[Web page and app entries]
►

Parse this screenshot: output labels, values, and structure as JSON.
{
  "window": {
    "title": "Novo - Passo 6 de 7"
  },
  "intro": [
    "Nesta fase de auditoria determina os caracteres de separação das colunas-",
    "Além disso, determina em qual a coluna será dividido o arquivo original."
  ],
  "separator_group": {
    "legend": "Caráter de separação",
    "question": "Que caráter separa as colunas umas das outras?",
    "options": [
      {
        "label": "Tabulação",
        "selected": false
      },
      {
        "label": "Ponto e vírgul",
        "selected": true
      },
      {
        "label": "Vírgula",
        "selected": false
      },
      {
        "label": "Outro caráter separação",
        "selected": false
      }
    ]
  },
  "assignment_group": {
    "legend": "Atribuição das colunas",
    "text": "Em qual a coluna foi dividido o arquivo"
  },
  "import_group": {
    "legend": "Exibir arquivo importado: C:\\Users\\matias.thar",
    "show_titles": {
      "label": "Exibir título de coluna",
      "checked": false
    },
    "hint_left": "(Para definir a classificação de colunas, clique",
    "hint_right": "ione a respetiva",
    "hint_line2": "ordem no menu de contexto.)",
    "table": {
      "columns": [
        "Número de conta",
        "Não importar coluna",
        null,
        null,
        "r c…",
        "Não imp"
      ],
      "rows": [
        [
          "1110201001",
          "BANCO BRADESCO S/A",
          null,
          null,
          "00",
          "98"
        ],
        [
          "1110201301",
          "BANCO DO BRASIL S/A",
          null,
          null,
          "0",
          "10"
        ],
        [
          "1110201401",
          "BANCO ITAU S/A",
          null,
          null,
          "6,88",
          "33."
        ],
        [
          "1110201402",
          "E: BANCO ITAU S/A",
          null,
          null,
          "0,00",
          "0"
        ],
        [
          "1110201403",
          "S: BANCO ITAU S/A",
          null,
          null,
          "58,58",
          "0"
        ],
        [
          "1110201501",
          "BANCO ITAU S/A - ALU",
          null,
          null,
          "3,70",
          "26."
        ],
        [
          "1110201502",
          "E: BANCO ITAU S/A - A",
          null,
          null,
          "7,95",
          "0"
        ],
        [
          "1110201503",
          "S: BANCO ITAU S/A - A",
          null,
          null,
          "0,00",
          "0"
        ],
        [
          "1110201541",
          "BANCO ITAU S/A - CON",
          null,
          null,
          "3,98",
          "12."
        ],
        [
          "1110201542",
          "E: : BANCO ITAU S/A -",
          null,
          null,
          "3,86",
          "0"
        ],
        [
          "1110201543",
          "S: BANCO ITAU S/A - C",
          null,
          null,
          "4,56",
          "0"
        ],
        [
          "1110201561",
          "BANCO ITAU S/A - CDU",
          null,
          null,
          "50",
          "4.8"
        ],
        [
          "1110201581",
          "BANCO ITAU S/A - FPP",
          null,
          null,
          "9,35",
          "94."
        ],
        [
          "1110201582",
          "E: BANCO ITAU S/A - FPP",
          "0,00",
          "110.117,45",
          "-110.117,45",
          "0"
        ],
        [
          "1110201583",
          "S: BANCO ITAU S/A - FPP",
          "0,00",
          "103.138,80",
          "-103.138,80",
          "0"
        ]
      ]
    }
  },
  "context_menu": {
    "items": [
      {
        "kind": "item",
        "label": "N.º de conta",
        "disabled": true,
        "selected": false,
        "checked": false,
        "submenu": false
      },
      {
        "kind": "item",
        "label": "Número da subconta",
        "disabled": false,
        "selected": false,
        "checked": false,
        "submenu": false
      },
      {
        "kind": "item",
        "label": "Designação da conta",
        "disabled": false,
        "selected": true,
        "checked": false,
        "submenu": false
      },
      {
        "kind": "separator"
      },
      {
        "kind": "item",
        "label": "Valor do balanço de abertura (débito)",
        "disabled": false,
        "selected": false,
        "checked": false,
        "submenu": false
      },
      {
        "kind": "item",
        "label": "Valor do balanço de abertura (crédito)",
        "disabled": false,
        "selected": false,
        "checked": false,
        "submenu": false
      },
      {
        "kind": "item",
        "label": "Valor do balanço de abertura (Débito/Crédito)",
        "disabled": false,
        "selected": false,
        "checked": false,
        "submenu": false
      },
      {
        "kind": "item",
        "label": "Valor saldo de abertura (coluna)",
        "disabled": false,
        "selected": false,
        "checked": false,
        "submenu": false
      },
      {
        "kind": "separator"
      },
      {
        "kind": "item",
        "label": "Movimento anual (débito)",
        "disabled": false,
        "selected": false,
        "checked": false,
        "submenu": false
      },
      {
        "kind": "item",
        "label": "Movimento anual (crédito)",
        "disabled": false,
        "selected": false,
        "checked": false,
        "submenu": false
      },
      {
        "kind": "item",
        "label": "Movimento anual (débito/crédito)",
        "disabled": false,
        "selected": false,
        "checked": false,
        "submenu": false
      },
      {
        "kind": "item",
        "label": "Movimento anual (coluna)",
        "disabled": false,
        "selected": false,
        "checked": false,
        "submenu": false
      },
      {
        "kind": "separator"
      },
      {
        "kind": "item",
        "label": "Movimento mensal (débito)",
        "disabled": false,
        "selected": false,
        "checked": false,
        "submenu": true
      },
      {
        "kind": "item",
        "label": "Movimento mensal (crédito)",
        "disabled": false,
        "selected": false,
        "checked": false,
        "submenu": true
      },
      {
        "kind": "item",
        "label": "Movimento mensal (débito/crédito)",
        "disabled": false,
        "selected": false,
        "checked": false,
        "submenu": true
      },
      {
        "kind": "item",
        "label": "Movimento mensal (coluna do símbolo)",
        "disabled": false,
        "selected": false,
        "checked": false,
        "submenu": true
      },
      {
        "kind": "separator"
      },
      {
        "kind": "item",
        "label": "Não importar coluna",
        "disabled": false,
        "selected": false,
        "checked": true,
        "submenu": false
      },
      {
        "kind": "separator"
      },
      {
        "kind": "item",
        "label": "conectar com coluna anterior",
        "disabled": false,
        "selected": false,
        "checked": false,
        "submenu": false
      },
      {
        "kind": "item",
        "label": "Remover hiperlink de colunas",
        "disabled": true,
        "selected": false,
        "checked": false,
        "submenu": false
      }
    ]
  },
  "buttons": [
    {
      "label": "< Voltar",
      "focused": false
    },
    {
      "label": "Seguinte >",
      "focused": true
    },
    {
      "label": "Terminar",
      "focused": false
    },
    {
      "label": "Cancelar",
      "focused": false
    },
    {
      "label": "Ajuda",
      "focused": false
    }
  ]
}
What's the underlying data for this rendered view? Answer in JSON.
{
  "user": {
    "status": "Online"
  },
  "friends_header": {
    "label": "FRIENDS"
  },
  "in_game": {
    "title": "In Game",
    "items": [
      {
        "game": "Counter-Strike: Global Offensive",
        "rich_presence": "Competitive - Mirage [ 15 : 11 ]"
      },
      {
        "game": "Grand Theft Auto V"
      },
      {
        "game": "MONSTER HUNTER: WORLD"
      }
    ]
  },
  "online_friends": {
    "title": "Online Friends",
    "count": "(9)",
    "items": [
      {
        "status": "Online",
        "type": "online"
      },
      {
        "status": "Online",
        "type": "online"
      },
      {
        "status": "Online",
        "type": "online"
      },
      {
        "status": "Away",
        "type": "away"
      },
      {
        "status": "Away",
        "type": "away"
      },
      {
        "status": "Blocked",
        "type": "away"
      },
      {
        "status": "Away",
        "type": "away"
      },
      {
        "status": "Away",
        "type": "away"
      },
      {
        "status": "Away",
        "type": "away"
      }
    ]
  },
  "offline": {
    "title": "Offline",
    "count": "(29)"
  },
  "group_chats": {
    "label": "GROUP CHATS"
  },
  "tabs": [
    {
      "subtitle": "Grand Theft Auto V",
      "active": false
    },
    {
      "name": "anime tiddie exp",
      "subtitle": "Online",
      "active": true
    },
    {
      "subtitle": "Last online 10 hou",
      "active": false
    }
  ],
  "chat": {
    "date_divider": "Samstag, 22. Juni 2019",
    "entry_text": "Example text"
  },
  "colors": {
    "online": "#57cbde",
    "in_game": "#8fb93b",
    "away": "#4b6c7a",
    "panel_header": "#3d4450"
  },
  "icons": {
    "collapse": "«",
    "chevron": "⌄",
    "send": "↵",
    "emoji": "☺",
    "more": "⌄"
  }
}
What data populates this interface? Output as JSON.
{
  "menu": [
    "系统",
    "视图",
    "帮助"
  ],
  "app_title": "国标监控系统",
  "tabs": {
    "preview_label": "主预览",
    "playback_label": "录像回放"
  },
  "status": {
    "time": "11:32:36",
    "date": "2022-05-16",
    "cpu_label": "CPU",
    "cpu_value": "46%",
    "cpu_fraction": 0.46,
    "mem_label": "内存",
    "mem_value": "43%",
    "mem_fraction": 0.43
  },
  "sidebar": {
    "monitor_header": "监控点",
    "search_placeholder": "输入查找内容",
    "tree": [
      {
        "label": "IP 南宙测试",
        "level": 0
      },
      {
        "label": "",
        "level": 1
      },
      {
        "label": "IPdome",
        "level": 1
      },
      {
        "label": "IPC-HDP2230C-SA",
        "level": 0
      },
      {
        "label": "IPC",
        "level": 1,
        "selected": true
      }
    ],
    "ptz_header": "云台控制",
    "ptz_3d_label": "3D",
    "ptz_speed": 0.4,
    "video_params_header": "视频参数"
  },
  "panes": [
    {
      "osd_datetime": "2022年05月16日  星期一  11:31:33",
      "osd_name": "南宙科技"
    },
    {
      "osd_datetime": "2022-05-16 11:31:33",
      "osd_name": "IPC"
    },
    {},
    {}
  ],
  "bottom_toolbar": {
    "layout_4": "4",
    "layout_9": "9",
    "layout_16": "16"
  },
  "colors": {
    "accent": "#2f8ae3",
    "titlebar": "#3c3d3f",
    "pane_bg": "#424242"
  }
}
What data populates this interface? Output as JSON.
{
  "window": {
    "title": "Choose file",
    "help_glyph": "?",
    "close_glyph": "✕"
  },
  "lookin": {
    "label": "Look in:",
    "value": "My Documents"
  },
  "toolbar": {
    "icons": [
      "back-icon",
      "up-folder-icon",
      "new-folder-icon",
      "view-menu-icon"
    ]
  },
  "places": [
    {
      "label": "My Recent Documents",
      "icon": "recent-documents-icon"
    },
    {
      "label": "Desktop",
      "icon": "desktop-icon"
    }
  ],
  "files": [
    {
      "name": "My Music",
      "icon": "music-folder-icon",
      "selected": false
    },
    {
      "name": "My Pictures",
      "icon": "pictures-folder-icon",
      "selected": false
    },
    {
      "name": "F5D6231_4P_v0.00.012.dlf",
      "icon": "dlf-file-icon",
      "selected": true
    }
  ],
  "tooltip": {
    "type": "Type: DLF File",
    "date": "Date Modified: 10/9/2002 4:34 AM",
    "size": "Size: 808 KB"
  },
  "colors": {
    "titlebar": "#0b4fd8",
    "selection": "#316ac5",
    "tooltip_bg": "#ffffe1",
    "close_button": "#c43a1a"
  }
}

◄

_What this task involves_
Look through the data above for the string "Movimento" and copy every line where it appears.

_Output_
        "label": "Movimento anual (débito)",
        "label": "Movimento anual (crédito)",
        "label": "Movimento anual (débito/crédito)",
        "label": "Movimento anual (coluna)",
        "label": "Movimento mensal (débito)",
        "label": "Movimento mensal (crédito)",
        "label": "Movimento mensal (débito/crédito)",
        "label": "Movimento mensal (coluna do símbolo)",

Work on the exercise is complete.